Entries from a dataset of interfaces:
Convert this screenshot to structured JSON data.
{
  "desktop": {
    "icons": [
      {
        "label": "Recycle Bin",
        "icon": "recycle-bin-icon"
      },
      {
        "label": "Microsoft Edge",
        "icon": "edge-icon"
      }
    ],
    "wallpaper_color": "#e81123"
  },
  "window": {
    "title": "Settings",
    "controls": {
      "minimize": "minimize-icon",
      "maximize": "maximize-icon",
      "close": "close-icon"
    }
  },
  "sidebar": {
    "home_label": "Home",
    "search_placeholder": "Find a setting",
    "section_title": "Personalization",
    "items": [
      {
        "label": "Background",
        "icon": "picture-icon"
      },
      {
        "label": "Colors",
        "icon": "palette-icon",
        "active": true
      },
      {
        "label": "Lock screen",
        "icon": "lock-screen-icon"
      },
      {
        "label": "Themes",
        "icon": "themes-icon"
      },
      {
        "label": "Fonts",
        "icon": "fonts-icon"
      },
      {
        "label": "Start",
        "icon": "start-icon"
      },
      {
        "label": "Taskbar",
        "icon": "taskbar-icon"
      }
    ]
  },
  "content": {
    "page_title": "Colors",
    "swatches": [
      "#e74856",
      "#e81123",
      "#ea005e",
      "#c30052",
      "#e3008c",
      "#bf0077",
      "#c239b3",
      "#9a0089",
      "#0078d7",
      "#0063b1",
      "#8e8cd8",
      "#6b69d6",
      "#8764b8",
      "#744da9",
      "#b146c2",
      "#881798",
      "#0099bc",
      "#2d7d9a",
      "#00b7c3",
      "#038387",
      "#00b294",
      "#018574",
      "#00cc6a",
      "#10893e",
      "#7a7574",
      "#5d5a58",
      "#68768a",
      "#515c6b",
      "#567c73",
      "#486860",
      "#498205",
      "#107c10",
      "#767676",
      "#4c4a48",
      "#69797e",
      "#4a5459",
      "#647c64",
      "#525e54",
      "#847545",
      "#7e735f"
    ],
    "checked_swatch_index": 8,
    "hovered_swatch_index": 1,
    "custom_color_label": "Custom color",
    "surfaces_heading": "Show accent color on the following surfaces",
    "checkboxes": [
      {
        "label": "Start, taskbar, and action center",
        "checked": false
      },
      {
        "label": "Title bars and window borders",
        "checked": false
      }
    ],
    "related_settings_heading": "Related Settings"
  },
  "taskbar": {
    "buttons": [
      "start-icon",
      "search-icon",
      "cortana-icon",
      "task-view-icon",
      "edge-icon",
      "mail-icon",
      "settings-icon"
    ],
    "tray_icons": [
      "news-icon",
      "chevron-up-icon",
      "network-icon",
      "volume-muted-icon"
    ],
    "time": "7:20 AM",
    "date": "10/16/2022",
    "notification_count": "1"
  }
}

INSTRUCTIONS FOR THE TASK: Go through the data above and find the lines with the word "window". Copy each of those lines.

EXERCISE RESPONSE:
  "window": {
        "label": "Title bars and window borders",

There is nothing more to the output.